    ReplyDelete
    Replies
    1. Since you are so interested, I suggest you learn how to use eBird. Then you can see all the owl sightings (and all other birds) near you, including at nearby parks.

      See my eBird tutorial:
      https://www.whatbirdsareinmybackyard.com/2019/12/what-birds-are-in-my-area-ebird-tutorial.html

      Delete
    2. Thank you! I have eBird and I have an app called Birds Near Me, and the closest owl to me on the app is a great horned owl a few miles away. I am asking a lot of questions because I am worried that the owls in my neighborhood were stuck with this as their territory, and are struggling, and I would like to learn more about if they are adapting to my neighborhood, if they can’t survive here, or if they don’t need to adapt and are perfectly fine.

      Delete
    3. Owls have large territories. Great Horned Owls are quite successful and live near people or in wilderness. It sounds like owls are only an occasional visitor to your neighborhood, probably from better habitat nearby.

      Delete
    4. I had three owls in my hard last night. They were so loud they work me up. Normal hooting but every once and a while one sounded like a howler monkey. It was a sound I never heard in person and was like what type of wild beast is out there. Is it the male that calls out for the female when its time to mate or the female that calls out to the male to start the mating?

      Delete
    5. Owl rookie,

      How exciting! Both males and females call (the larger female with the deeper call). They get quite excited at times. Not sure where you live, but if in the East or NW forests, listen to recordings of Barred Owls. They also make quite a racket!

      Listen here
      https://www.allaboutbirds.org/guide/Barred_Owl

      Delete
  6. Hi Greg, Thank you so much for this article! This past week two great horned owl babies fell out of their nest which was in a tall pine tree near our house. We didn't discover the first until it was too late, but yesterday its sibling fell out and is now at a rehabilitation center. I want to build a sturdy nest for them for next year but our biggest ladder is 15 feet and their current nest is over 30 feet up. Do you think they will use a nest that is toward the lower part of the tree where there are fewer branches? If the nest should be higher, do you think they would use it if we built it on a pole and placed the pole adjacent to the same tree?

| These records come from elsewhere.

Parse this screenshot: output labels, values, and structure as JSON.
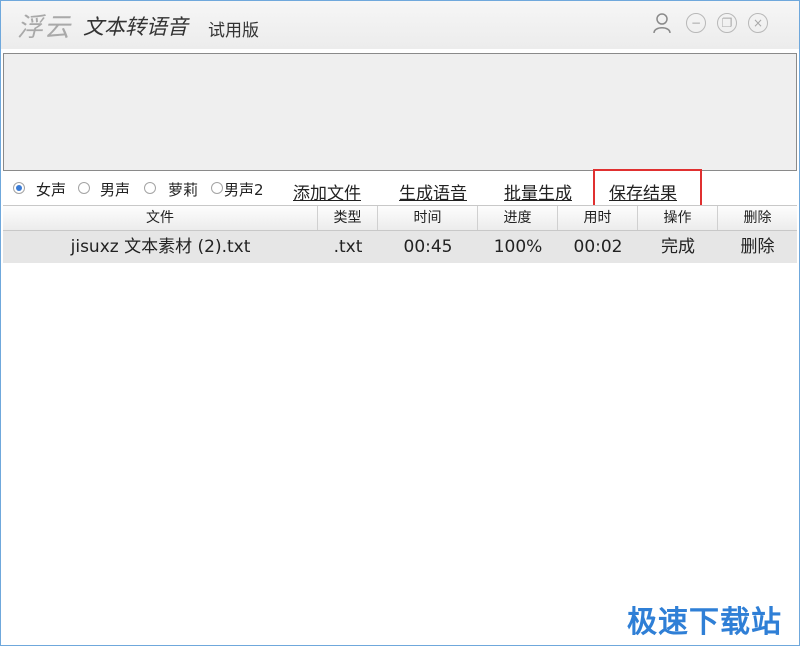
{
  "window": {
    "brand": "浮云",
    "title": "文本转语音",
    "edition": "试用版",
    "controls": {
      "minimize_glyph": "−",
      "restore_glyph": "❐",
      "close_glyph": "×"
    }
  },
  "editor": {
    "text": ""
  },
  "voices": [
    {
      "label": "女声",
      "selected": true
    },
    {
      "label": "男声",
      "selected": false
    },
    {
      "label": "萝莉",
      "selected": false
    },
    {
      "label": "男声2",
      "selected": false
    }
  ],
  "actions": {
    "add_file": "添加文件",
    "generate": "生成语音",
    "batch_generate": "批量生成",
    "save_result": "保存结果"
  },
  "table": {
    "columns": [
      "文件",
      "类型",
      "时间",
      "进度",
      "用时",
      "操作",
      "删除"
    ],
    "rows": [
      {
        "file": "jisuxz 文本素材 (2).txt",
        "type": ".txt",
        "time": "00:45",
        "progress": "100%",
        "elapsed": "00:02",
        "action": "完成",
        "delete": "删除"
      }
    ]
  },
  "watermark": "极速下载站",
  "colors": {
    "accent": "#3a7bd5",
    "highlight": "#e03030",
    "watermark": "#2f7fd6",
    "row_bg": "#e6e6e6"
  }
}
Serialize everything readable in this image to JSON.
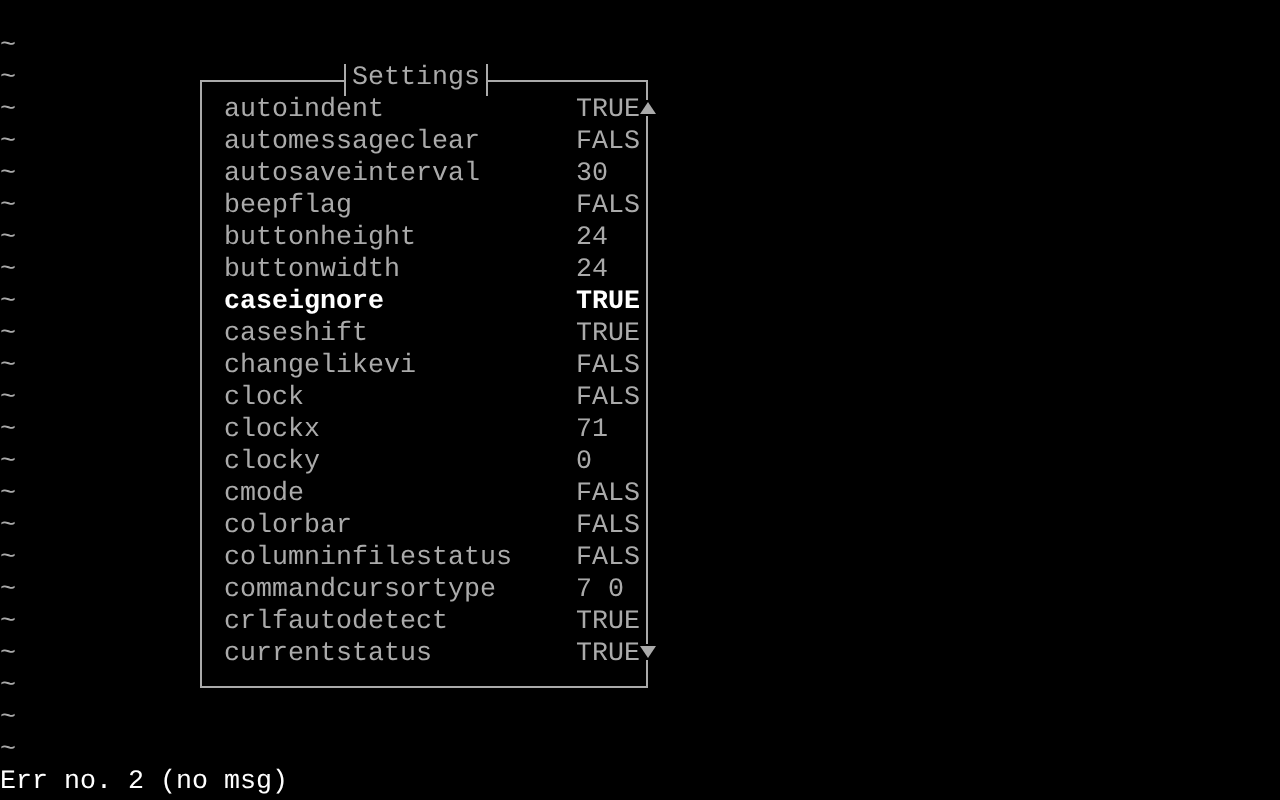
{
  "editor": {
    "empty_lines": [
      "~",
      "~",
      "~",
      "~",
      "~",
      "~",
      "~",
      "~",
      "~",
      "~",
      "~",
      "~",
      "~",
      "~",
      "~",
      "~",
      "~",
      "~",
      "~",
      "~",
      "~",
      "~",
      "~"
    ]
  },
  "settings_dialog": {
    "title": "Settings",
    "items": [
      {
        "name": "autoindent",
        "value": "TRUE",
        "selected": false
      },
      {
        "name": "automessageclear",
        "value": "FALS",
        "selected": false
      },
      {
        "name": "autosaveinterval",
        "value": "30",
        "selected": false
      },
      {
        "name": "beepflag",
        "value": "FALS",
        "selected": false
      },
      {
        "name": "buttonheight",
        "value": "24",
        "selected": false
      },
      {
        "name": "buttonwidth",
        "value": "24",
        "selected": false
      },
      {
        "name": "caseignore",
        "value": "TRUE",
        "selected": true
      },
      {
        "name": "caseshift",
        "value": "TRUE",
        "selected": false
      },
      {
        "name": "changelikevi",
        "value": "FALS",
        "selected": false
      },
      {
        "name": "clock",
        "value": "FALS",
        "selected": false
      },
      {
        "name": "clockx",
        "value": "71",
        "selected": false
      },
      {
        "name": "clocky",
        "value": "0",
        "selected": false
      },
      {
        "name": "cmode",
        "value": "FALS",
        "selected": false
      },
      {
        "name": "colorbar",
        "value": "FALS",
        "selected": false
      },
      {
        "name": "columninfilestatus",
        "value": "FALS",
        "selected": false
      },
      {
        "name": "commandcursortype",
        "value": "7 0",
        "selected": false
      },
      {
        "name": "crlfautodetect",
        "value": "TRUE",
        "selected": false
      },
      {
        "name": "currentstatus",
        "value": "TRUE",
        "selected": false
      }
    ]
  },
  "status_line": "Err no. 2 (no msg)"
}
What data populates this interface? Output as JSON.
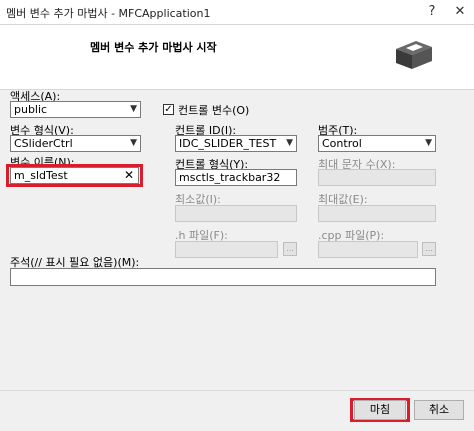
{
  "window": {
    "title": "멤버 변수 추가 마법사 - MFCApplication1",
    "help_glyph": "?",
    "close_glyph": "✕"
  },
  "header": {
    "title": "멤버 변수 추가 마법사 시작"
  },
  "form": {
    "access_label": "액세스(A):",
    "access_value": "public",
    "control_var_label": "컨트롤 변수(O)",
    "control_var_checked": true,
    "var_type_label": "변수 형식(V):",
    "var_type_value": "CSliderCtrl",
    "control_id_label": "컨트롤 ID(I):",
    "control_id_value": "IDC_SLIDER_TEST",
    "category_label": "범주(T):",
    "category_value": "Control",
    "var_name_label": "변수 이름(N):",
    "var_name_value": "m_sldTest",
    "control_type_label": "컨트롤 형식(Y):",
    "control_type_value": "msctls_trackbar32",
    "max_chars_label": "최대 문자 수(X):",
    "min_label": "최소값(I):",
    "max_label": "최대값(E):",
    "h_file_label": ".h 파일(F):",
    "cpp_file_label": ".cpp 파일(P):",
    "browse_label": "...",
    "comment_label": "주석(// 표시 필요 없음)(M):",
    "comment_value": ""
  },
  "footer": {
    "finish_label": "마침",
    "cancel_label": "취소"
  },
  "colors": {
    "highlight": "#d81e2c",
    "dialog_bg": "#f0f0f0"
  }
}
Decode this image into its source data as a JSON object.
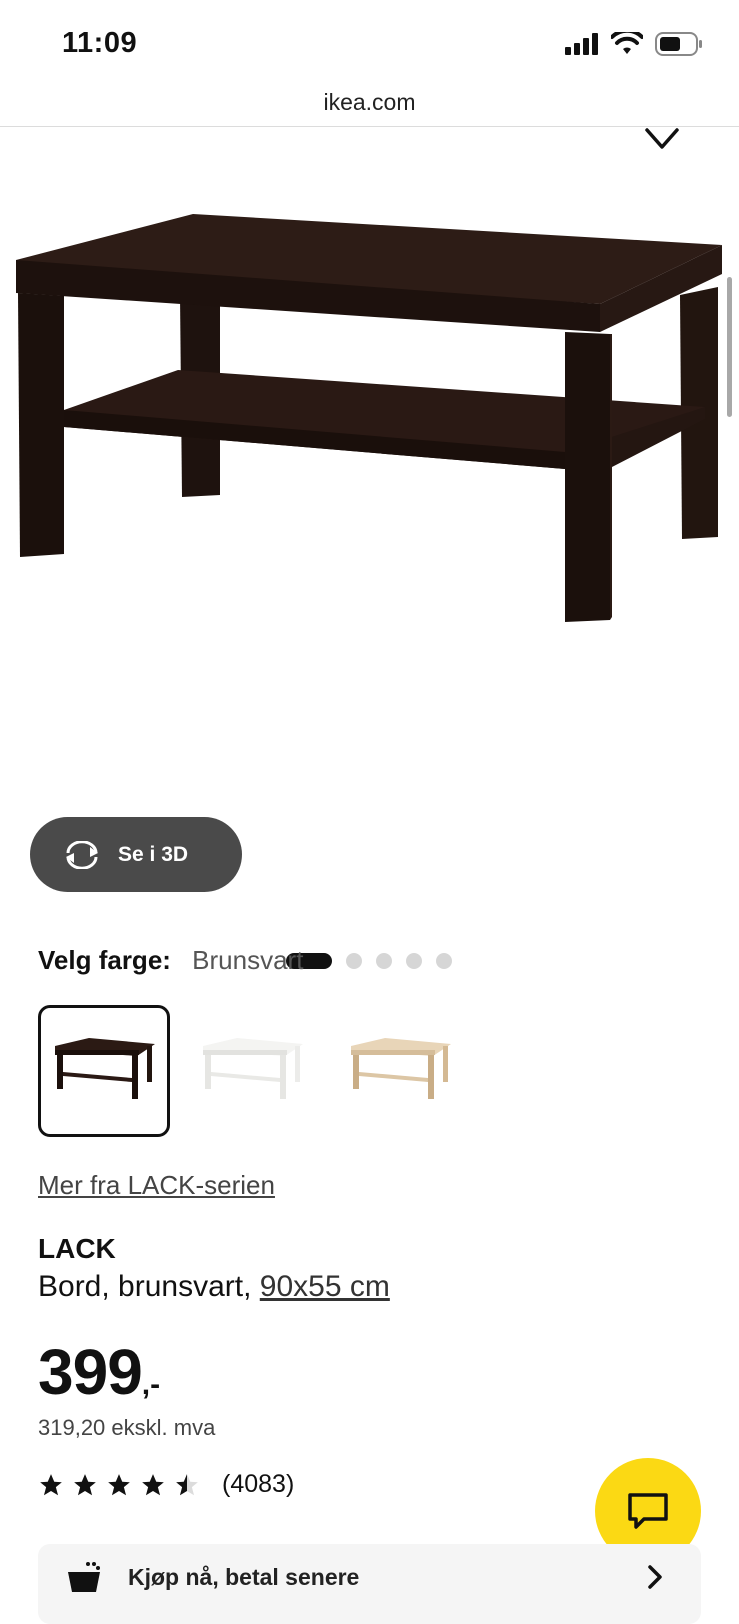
{
  "status_bar": {
    "time": "11:09"
  },
  "browser": {
    "url": "ikea.com"
  },
  "gallery": {
    "view_3d_label": "Se i 3D",
    "total_images": 5,
    "active_index": 0
  },
  "color_select": {
    "label": "Velg farge:",
    "value": "Brunsvart",
    "options": [
      "brunsvart",
      "hvit",
      "hvitbeiset eikemønstret"
    ]
  },
  "series_link": "Mer fra LACK-serien",
  "product": {
    "name": "LACK",
    "description": "Bord, brunsvart, ",
    "dimension_link": "90x55 cm",
    "price": "399",
    "price_suffix": ",-",
    "price_ex_vat": "319,20 ekskl. mva",
    "rating": 4.5,
    "rating_count": "(4083)"
  },
  "financing": {
    "label": "Kjøp nå, betal senere"
  },
  "colors": {
    "accent": "#fbd914",
    "button_dark": "#4a4a4a",
    "table_dark": "#2b1a14"
  }
}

Do you have any other suggestions? Thank you so much! Tracy

    ReplyDelete
    Replies
    1. Wow, Tracy, what an adventure you've had with the owls.

      It is possible that the owls will use some kind of shelf down lower next year. Or, they may try again from the spot they selected this year. Younger parent owls sometimes fail at their first nest.

      Delete

Thank you so much for visiting! Would you please leave a comment to let me know what you thought and how I can make this resource better for you?

--Greg--

Legal Disclosure
As an Amazon Associate I earn commissions from qualifying purchases.

Legal disclosure

As an Amazon Associate I earn commissions from qualifying purchases. Thank you for your support.

Featured Post

Hummingbird season: When to put up & take down your feeders

Many people look forward to hummingbird season. Feeding and watching the antics of these hyperactive and sometimes pugnacious birds brings m...